For example, Mohamed El-Erian — the chief economic adviser at German mega-bank Allianz — warned that the media hysteria about a recession could actually trigger one.

“I’m stunned by all this talk of recession,” El-Erian told CNBC  in December 2018 (video below).

We’ve got to be careful because we can talk ourselves into a recession. That’s how bad technicals become bad economics.

Mohamed El-Erian said the stock market would remain volatile in 2019 due to financial uncertainty in Europe and China, but there’s no real concern that the United States will tumble into a recession.

“[A recession is] certainly not becoming a reality,” El-Erian said. “The global economy has become more uncertain — not because of the US, because the US is doing fine — but because of Europe and China.”

JPMorgan’s Jamie Dimon: Keep Calm and Carry on

Similarly, Krishna Memani — the chief investment officer at OppenheimerFunds — also laughed off talk of an impending recession.

Memani says the US economy is slowing down a bit, but will still grow above 2%. Moreover, Memani says fears of a US recession that will drag down the global economy is overblown. He doesn’t expect to see a US recession for at least five more years.

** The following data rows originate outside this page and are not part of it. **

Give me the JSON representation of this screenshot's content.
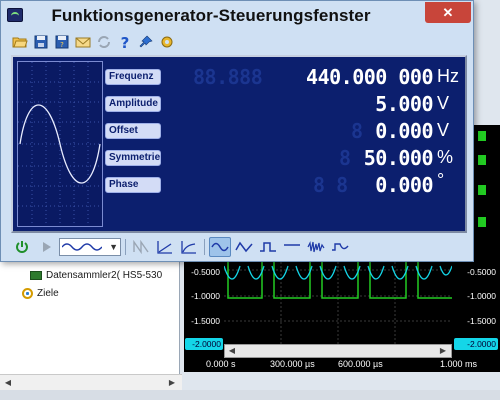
{
  "window": {
    "title": "Funktionsgenerator-Steuerungsfenster",
    "close_label": "✕"
  },
  "toolbar": {
    "buttons": [
      "open-icon",
      "save-icon",
      "save-as-icon",
      "email-icon",
      "refresh-icon",
      "help-icon",
      "pin-icon",
      "settings-icon"
    ]
  },
  "parameters": [
    {
      "label": "Frequenz",
      "ghost": "88.888",
      "value": "440.000 000",
      "unit": "Hz"
    },
    {
      "label": "Amplitude",
      "ghost": "",
      "value": "5.000",
      "unit": "V"
    },
    {
      "label": "Offset",
      "ghost": "8",
      "value": "0.000",
      "unit": "V"
    },
    {
      "label": "Symmetrie",
      "ghost": "8",
      "value": "50.000",
      "unit": "%"
    },
    {
      "label": "Phase",
      "ghost": "8 8",
      "value": "0.000",
      "unit": "°"
    }
  ],
  "bottom_bar": {
    "buttons": [
      "power-icon",
      "play-icon",
      "waveform-select",
      "sweep-icon",
      "linear-ramp-icon",
      "log-ramp-icon",
      "sine-wave-icon",
      "triangle-wave-icon",
      "square-wave-icon",
      "dc-icon",
      "noise-icon",
      "arbitrary-wave-icon"
    ],
    "active": "sine-wave-icon"
  },
  "background": {
    "tree": {
      "item_datasammler": "Datensammler2( HS5-530",
      "item_ziele": "Ziele"
    },
    "scope": {
      "y_ticks_left": [
        "-0.5000",
        "-1.0000",
        "-1.5000",
        "-2.0000"
      ],
      "y_ticks_right": [
        "-0.5000",
        "-1.0000",
        "-1.5000",
        "-2.0000"
      ],
      "time_ticks": [
        "0.000 s",
        "300.000 µs",
        "600.000 µs",
        "1.000 ms"
      ]
    }
  },
  "colors": {
    "panel_bg": "#0c1f6e",
    "trace_cyan": "#14d6e8",
    "trace_green": "#22cc22",
    "close_red": "#c8453a"
  }
}
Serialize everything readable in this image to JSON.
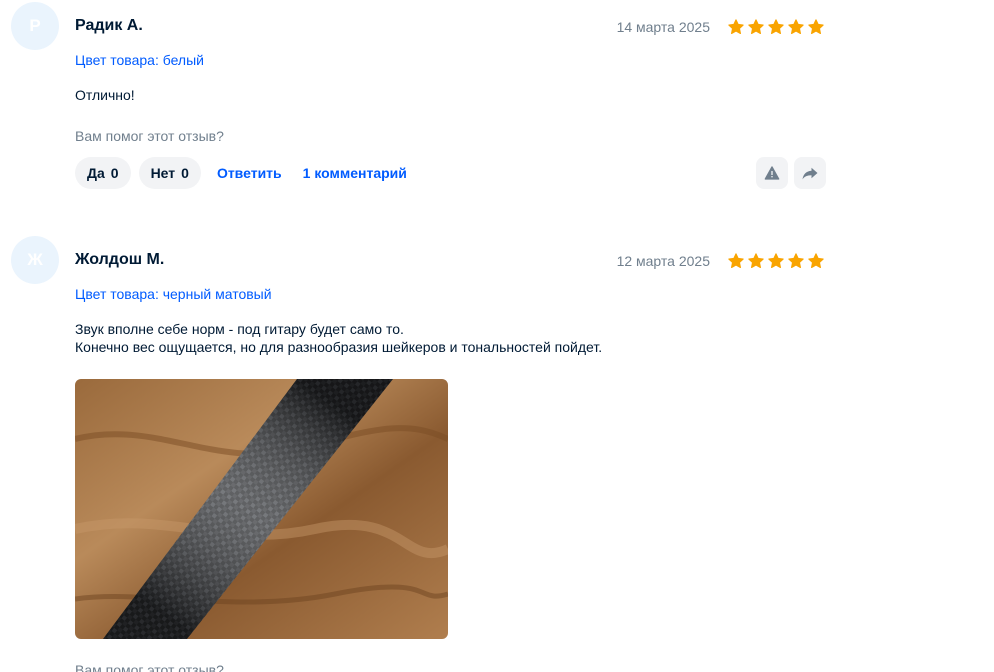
{
  "colors": {
    "accent": "#005bff",
    "star": "#f9a400",
    "muted": "#707f8d",
    "pill_bg": "#f2f3f5",
    "avatar_bg": "#eaf4fd"
  },
  "reviews": [
    {
      "avatar_initial": "Р",
      "author": "Радик А.",
      "date": "14 марта 2025",
      "rating": 5,
      "variant": "Цвет товара: белый",
      "text_lines": [
        "Отлично!"
      ],
      "helpful_question": "Вам помог этот отзыв?",
      "yes_label": "Да",
      "yes_count": "0",
      "no_label": "Нет",
      "no_count": "0",
      "reply_label": "Ответить",
      "comments_label": "1 комментарий",
      "report_icon": "warning-icon",
      "share_icon": "share-icon"
    },
    {
      "avatar_initial": "Ж",
      "author": "Жолдош М.",
      "date": "12 марта 2025",
      "rating": 5,
      "variant": "Цвет товара: черный матовый",
      "text_lines": [
        "Звук вполне себе норм - под гитару будет само то.",
        "Конечно вес ощущается, но для разнообразия шейкеров и тональностей пойдет."
      ],
      "photo_icon": "carbon-fiber-shaker-photo",
      "helpful_question": "Вам помог этот отзыв?"
    }
  ]
}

“There is no recession imminent — I think five more years is what we are talking about,” Krishna said.

JPMorgan CEO Jamie Dimon also says a global recession is not coming, so everyone needs to “take a deep breath” and calm down.

“It looks to me like a slowdown [not a recession],” Dimon said. “The United States is still growing, at 2.5%…People [should] take a deep breath.”

Featured Image from Flickr/World Economic Forum